Single mother Cherie (Balinska, 2019’s Charlie’s Angels) is studying to get her law degree and working at a high-profile law firm with a boss (Clark Gregg, Moxie) that benefits from her hard work. She double-booked him tonight for an anniversary date with his wife and dinner with a client in town for the evening. Practically guilting her into going, a reluctant Cherie agrees to go out with the client, but when she meets Ethan (Asbæk, Overlord), she’s grateful for her supposed error. A handsome, successful man, Ethan seems interested in Cherie too and has said enough right things by the end of the night that he convinced her to cancel her ride home and come inside with him. As they enter the house, Ethan turns back and stares into the camera, stopping it from following the two of them indoors. What is about to happen is…private.

We don’t see what happens inside, but we hear it, one of several acts of violence toward women that Feste does not show. That may seem like it gives the audience a break from another movie depicting violence against women. Still, there’s something sinister in how characters break the fourth wall and physically move the camera so the audience can’t see what’s about to happen. Cherie is different, though, and is unwilling to go down gently. So begins a night where Cherie is pursued by an evil that won’t stop no matter who is standing in his way. Involving family and friends won’t help Cherie either because Ethan has more than worldly powers at his disposal.

There’s more than a nugget of good ideas and a ton of metaphor, but, almost blessedly, Feste doesn’t lean into this too much. Instead, Feste lets you take the analogy to heart and come up with your interpretation of who Ethan is and what he ultimately has been tasked to do. Feste imbues the story early on with some cheeky fun, but that melts away the further into the night the story gets. That’s also when Balinksa entirely takes control of the movie, and while she may share the lead responsibilities with Asbæk, she’s unquestionably the show’s star.

You can poke holes all around the story and screenplay, but it defeats the bloody-ied fun of the experience. It’s a shame the film got lost in the shuffle because it’s well done and comes across as a confident change of gears for many involved.
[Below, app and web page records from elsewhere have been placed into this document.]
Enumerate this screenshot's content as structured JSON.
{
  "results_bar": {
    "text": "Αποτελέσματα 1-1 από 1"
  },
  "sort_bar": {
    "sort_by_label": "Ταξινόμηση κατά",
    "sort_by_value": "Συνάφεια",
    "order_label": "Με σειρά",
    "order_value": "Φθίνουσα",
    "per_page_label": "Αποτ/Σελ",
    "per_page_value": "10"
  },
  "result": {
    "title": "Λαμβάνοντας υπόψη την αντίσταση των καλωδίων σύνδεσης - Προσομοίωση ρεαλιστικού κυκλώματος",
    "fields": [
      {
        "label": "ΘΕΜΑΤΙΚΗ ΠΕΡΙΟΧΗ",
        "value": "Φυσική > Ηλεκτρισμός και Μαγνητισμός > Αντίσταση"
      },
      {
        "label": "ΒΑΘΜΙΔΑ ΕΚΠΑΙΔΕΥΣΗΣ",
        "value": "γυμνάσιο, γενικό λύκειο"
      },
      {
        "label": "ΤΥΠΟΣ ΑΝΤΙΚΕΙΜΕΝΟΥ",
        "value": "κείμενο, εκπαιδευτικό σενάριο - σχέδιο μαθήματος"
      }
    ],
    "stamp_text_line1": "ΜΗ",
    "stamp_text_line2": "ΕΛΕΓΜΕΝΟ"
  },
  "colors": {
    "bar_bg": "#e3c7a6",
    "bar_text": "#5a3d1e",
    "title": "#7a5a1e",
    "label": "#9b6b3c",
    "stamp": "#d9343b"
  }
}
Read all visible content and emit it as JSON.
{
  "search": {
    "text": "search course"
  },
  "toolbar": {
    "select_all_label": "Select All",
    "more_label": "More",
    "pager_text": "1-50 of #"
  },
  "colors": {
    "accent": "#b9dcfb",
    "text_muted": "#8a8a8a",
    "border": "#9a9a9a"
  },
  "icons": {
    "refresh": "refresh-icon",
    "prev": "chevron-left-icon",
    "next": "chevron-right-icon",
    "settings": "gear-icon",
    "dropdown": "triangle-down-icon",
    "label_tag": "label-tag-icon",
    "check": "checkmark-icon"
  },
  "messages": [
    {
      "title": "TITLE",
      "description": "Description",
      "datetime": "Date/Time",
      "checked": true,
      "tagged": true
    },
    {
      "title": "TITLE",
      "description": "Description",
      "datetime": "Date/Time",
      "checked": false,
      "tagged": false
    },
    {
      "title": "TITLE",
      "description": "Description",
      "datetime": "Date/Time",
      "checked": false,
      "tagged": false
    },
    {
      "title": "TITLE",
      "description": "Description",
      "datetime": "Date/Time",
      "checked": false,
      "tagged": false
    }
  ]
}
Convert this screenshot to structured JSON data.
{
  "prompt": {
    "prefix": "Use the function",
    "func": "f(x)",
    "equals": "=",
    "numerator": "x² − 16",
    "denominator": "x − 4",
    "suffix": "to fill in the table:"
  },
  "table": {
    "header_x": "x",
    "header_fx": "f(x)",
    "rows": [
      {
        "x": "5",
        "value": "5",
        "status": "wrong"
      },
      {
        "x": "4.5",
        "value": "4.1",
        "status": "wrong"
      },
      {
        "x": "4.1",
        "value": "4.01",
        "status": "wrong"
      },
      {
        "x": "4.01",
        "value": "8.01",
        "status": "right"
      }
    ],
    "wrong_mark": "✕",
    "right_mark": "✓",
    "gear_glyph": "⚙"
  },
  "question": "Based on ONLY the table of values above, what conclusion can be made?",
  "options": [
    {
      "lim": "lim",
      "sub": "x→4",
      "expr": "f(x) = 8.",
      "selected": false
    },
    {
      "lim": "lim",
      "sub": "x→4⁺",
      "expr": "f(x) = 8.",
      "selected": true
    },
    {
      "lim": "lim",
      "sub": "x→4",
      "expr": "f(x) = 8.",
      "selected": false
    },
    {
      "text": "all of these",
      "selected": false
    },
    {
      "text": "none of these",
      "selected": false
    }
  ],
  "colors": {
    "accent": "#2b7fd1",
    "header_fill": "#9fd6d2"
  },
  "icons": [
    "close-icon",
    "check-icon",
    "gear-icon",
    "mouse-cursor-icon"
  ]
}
I could have done with a little more time in the second act with a new character introduced in the final 1/3, but that would add additional time that I don’t think the simple set-up could have supported. Available on streaming, you won’t have to sprint to Run Sweetheart Run, but do walk quickly to add it to your list for a perfect weekend option leading up to Halloween.